(What to produce):
Each entry, as given, must be output unchanged.

::: Data supplied

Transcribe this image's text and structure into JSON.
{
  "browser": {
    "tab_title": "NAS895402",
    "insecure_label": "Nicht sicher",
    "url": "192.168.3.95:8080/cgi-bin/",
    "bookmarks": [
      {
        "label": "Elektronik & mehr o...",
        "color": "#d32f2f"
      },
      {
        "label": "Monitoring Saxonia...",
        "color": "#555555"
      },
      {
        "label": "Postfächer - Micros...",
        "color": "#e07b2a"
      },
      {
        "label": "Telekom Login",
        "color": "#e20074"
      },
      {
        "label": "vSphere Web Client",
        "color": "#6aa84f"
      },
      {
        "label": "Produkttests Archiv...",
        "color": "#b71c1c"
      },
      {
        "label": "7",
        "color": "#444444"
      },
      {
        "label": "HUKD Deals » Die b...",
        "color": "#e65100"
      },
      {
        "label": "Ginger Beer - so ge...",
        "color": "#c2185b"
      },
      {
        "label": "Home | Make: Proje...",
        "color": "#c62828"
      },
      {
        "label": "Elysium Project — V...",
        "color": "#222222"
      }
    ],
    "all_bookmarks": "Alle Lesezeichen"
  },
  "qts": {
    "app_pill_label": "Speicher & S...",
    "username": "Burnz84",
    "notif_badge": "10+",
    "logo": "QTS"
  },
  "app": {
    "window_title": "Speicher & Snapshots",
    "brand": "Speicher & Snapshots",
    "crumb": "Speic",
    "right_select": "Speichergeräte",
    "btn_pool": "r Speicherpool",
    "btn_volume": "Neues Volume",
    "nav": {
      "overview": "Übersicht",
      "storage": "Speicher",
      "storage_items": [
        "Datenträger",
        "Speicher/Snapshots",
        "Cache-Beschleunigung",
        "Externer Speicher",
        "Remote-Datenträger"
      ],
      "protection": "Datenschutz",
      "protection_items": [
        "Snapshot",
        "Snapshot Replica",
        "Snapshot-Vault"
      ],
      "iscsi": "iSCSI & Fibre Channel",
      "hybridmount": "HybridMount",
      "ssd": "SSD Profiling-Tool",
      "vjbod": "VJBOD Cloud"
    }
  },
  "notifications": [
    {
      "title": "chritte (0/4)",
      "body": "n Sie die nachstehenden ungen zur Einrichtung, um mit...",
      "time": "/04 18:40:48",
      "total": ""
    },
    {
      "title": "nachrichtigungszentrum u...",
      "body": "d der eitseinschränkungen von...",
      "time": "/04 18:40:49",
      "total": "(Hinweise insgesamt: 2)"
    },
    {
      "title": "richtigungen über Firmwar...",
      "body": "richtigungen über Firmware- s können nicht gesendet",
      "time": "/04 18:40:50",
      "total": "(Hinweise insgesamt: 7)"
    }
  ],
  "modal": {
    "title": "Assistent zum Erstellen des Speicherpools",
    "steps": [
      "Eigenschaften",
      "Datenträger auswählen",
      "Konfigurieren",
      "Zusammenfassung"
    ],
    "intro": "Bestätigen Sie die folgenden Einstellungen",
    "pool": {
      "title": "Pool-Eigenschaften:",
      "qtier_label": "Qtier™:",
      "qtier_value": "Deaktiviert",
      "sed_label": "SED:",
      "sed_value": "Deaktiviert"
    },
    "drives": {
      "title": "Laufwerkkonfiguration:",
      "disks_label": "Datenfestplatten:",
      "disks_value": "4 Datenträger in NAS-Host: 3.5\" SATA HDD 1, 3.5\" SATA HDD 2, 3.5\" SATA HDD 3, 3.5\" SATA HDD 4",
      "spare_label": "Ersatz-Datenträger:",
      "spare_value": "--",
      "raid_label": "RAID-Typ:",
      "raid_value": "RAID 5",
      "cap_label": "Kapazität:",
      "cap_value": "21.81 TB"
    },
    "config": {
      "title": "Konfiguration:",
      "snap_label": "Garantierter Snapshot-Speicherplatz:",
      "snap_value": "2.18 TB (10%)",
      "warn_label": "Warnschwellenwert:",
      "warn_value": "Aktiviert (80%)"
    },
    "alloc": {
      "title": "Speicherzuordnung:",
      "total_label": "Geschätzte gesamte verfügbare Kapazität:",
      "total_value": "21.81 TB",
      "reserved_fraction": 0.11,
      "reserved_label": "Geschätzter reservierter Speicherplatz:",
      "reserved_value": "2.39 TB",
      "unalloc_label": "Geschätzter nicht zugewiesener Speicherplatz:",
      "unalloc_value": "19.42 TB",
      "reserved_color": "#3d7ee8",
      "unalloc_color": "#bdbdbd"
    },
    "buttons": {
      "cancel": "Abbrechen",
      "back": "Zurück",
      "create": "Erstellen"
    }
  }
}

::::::

(Completed task):
Transcribe this image's text and structure into JSON.
{
  "browser": {
    "tab_title": "NAS895402",
    "insecure_label": "Nicht sicher",
    "url": "192.168.3.95:8080/cgi-bin/",
    "bookmarks": [
      {
        "label": "Elektronik & mehr o...",
        "color": "#d32f2f"
      },
      {
        "label": "Monitoring Saxonia...",
        "color": "#555555"
      },
      {
        "label": "Postfächer - Micros...",
        "color": "#e07b2a"
      },
      {
        "label": "Telekom Login",
        "color": "#e20074"
      },
      {
        "label": "vSphere Web Client",
        "color": "#6aa84f"
      },
      {
        "label": "Produkttests Archiv...",
        "color": "#b71c1c"
      },
      {
        "label": "7",
        "color": "#444444"
      },
      {
        "label": "HUKD Deals » Die b...",
        "color": "#e65100"
      },
      {
        "label": "Ginger Beer - so ge...",
        "color": "#c2185b"
      },
      {
        "label": "Home | Make: Proje...",
        "color": "#c62828"
      },
      {
        "label": "Elysium Project — V...",
        "color": "#222222"
      }
    ],
    "all_bookmarks": "Alle Lesezeichen"
  },
  "qts": {
    "app_pill_label": "Speicher & S...",
    "username": "Burnz84",
    "notif_badge": "10+",
    "logo": "QTS"
  },
  "app": {
    "window_title": "Speicher & Snapshots",
    "brand": "Speicher & Snapshots",
    "crumb": "Speic",
    "right_select": "Speichergeräte",
    "btn_pool": "r Speicherpool",
    "btn_volume": "Neues Volume",
    "nav": {
      "overview": "Übersicht",
      "storage": "Speicher",
      "storage_items": [
        "Datenträger",
        "Speicher/Snapshots",
        "Cache-Beschleunigung",
        "Externer Speicher",
        "Remote-Datenträger"
      ],
      "protection": "Datenschutz",
      "protection_items": [
        "Snapshot",
        "Snapshot Replica",
        "Snapshot-Vault"
      ],
      "iscsi": "iSCSI & Fibre Channel",
      "hybridmount": "HybridMount",
      "ssd": "SSD Profiling-Tool",
      "vjbod": "VJBOD Cloud"
    }
  },
  "notifications": [
    {
      "title": "chritte (0/4)",
      "body": "n Sie die nachstehenden ungen zur Einrichtung, um mit...",
      "time": "/04 18:40:48",
      "total": ""
    },
    {
      "title": "nachrichtigungszentrum u...",
      "body": "d der eitseinschränkungen von...",
      "time": "/04 18:40:49",
      "total": "(Hinweise insgesamt: 2)"
    },
    {
      "title": "richtigungen über Firmwar...",
      "body": "richtigungen über Firmware- s können nicht gesendet",
      "time": "/04 18:40:50",
      "total": "(Hinweise insgesamt: 7)"
    }
  ],
  "modal": {
    "title": "Assistent zum Erstellen des Speicherpools",
    "steps": [
      "Eigenschaften",
      "Datenträger auswählen",
      "Konfigurieren",
      "Zusammenfassung"
    ],
    "intro": "Bestätigen Sie die folgenden Einstellungen",
    "pool": {
      "title": "Pool-Eigenschaften:",
      "qtier_label": "Qtier™:",
      "qtier_value": "Deaktiviert",
      "sed_label": "SED:",
      "sed_value": "Deaktiviert"
    },
    "drives": {
      "title": "Laufwerkkonfiguration:",
      "disks_label": "Datenfestplatten:",
      "disks_value": "4 Datenträger in NAS-Host: 3.5\" SATA HDD 1, 3.5\" SATA HDD 2, 3.5\" SATA HDD 3, 3.5\" SATA HDD 4",
      "spare_label": "Ersatz-Datenträger:",
      "spare_value": "--",
      "raid_label": "RAID-Typ:",
      "raid_value": "RAID 5",
      "cap_label": "Kapazität:",
      "cap_value": "21.81 TB"
    },
    "config": {
      "title": "Konfiguration:",
      "snap_label": "Garantierter Snapshot-Speicherplatz:",
      "snap_value": "2.18 TB (10%)",
      "warn_label": "Warnschwellenwert:",
      "warn_value": "Aktiviert (80%)"
    },
    "alloc": {
      "title": "Speicherzuordnung:",
      "total_label": "Geschätzte gesamte verfügbare Kapazität:",
      "total_value": "21.81 TB",
      "reserved_fraction": 0.11,
      "reserved_label": "Geschätzter reservierter Speicherplatz:",
      "reserved_value": "2.39 TB",
      "unalloc_label": "Geschätzter nicht zugewiesener Speicherplatz:",
      "unalloc_value": "19.42 TB",
      "reserved_color": "#3d7ee8",
      "unalloc_color": "#bdbdbd"
    },
    "buttons": {
      "cancel": "Abbrechen",
      "back": "Zurück",
      "create": "Erstellen"
    }
  }
}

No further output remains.